Please go through the records below and return every line holding the word "from".

Stored items:
▬▬▬
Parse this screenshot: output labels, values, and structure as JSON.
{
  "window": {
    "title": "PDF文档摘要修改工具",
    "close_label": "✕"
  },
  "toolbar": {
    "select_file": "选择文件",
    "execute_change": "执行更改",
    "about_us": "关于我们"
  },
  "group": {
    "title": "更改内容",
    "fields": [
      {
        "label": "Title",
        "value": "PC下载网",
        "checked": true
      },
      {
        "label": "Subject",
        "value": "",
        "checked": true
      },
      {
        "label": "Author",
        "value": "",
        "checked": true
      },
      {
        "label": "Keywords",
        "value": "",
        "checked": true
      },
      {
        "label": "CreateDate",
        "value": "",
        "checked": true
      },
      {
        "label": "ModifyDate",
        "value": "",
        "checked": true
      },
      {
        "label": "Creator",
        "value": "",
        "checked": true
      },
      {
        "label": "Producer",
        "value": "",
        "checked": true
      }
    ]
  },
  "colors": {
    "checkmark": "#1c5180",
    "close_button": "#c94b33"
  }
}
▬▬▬
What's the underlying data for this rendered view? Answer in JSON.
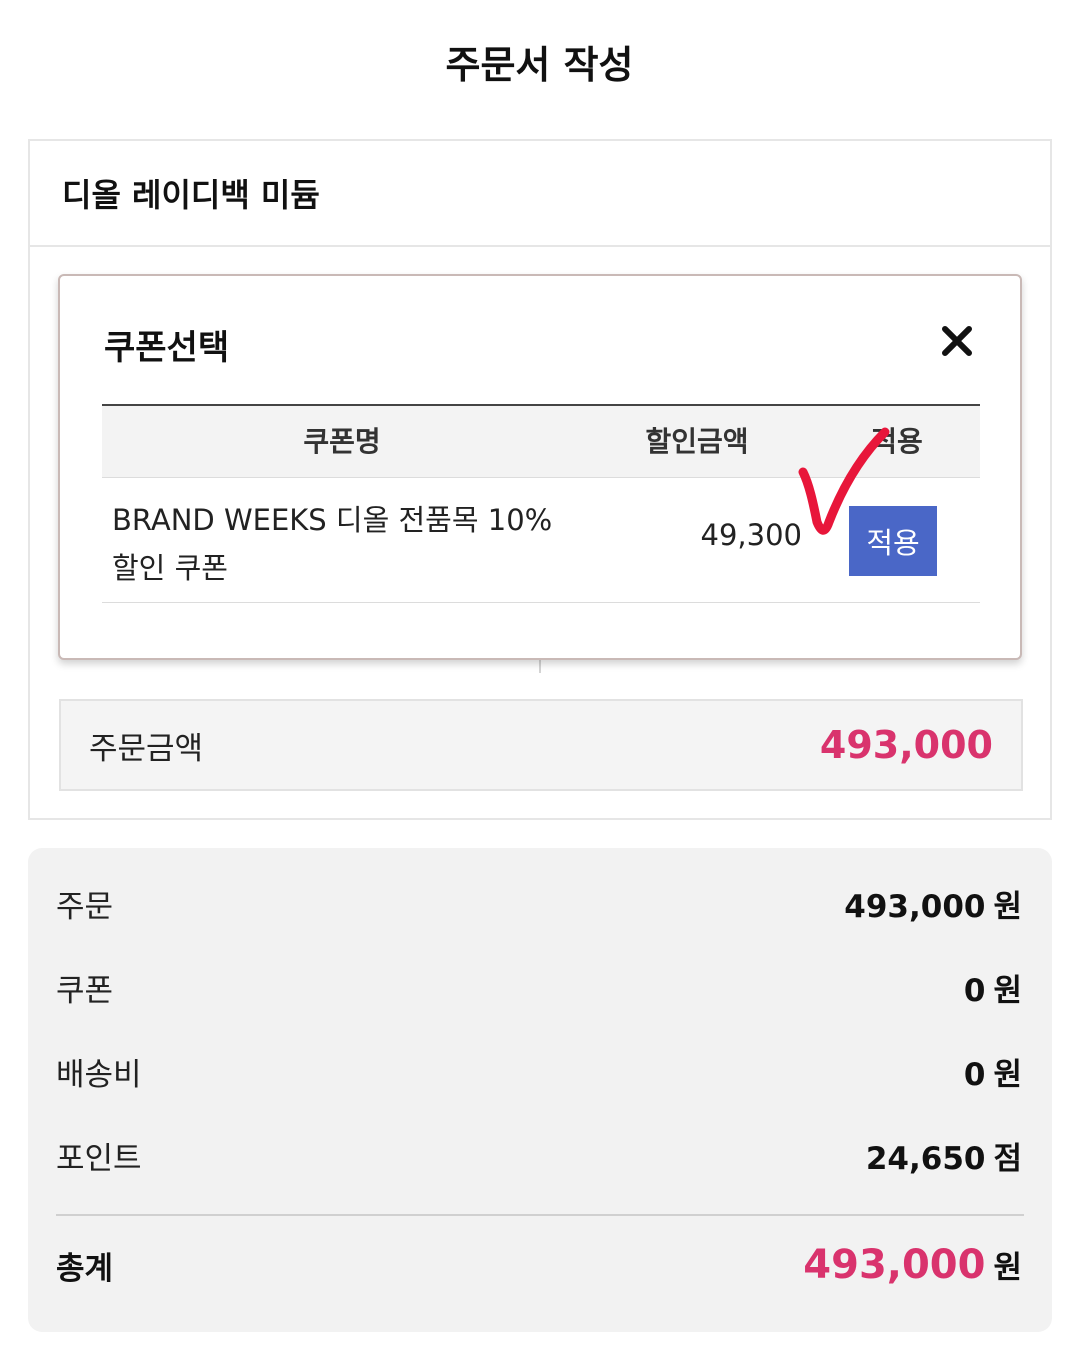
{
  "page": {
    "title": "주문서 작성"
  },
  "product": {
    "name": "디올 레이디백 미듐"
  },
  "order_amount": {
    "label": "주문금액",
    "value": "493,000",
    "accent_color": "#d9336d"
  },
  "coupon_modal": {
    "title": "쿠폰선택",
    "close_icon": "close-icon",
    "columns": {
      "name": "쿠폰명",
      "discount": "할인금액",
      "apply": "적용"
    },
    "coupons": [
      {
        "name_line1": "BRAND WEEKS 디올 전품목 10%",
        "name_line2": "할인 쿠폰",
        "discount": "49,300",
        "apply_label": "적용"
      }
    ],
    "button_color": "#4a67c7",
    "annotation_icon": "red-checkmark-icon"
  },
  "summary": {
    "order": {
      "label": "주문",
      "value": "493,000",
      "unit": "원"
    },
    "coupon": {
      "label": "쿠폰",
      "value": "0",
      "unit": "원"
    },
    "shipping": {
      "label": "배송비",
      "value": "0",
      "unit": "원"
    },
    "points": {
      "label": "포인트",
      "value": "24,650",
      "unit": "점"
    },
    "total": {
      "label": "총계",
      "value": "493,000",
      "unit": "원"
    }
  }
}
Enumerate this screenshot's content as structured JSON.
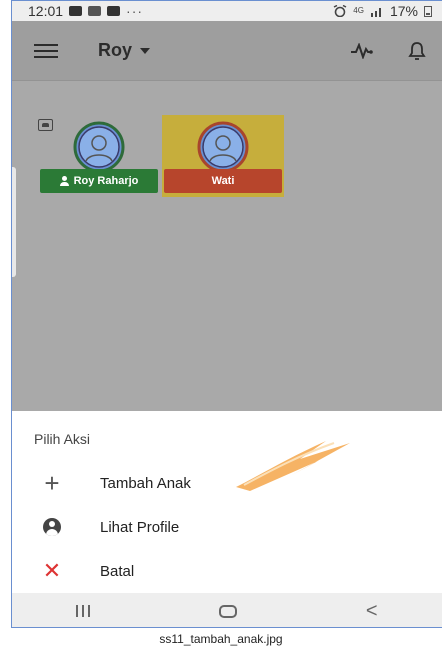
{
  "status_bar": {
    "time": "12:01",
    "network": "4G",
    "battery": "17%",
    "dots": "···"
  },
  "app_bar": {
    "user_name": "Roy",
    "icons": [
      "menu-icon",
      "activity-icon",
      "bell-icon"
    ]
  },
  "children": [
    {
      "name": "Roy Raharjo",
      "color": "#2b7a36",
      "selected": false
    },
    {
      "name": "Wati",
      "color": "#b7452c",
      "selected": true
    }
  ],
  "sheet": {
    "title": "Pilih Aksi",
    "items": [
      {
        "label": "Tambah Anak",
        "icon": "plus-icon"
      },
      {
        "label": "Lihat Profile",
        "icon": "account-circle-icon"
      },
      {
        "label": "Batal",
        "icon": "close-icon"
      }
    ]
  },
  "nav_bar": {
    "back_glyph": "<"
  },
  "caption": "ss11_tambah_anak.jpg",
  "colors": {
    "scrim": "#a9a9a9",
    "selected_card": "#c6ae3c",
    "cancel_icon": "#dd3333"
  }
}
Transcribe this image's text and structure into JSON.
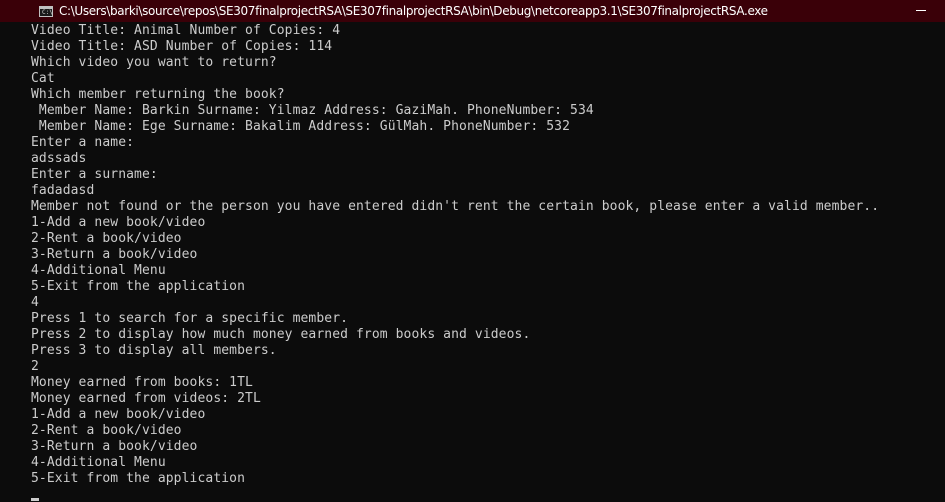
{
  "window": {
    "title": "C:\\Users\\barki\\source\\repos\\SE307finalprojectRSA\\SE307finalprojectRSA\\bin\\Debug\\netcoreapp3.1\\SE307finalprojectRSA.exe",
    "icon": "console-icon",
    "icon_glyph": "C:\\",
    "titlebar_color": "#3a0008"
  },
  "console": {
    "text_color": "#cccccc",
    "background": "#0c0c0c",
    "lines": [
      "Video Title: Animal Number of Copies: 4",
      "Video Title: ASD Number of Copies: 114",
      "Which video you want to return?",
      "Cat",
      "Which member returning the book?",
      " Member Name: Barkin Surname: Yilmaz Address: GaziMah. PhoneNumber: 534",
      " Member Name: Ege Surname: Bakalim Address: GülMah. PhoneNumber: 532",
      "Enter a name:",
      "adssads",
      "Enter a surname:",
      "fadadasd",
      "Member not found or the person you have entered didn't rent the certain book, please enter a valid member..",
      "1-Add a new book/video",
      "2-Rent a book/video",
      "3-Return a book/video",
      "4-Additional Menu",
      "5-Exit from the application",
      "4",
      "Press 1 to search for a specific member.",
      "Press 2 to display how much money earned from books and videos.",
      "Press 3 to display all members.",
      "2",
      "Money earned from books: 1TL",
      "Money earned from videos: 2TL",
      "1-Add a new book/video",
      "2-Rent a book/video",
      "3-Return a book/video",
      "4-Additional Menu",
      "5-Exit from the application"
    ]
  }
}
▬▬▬
■ Answer below ■
      "5-Exit from the application",
      "Press 2 to display how much money earned from books and videos.",
      "Money earned from books: 1TL",
      "Money earned from videos: 2TL",
      "5-Exit from the application"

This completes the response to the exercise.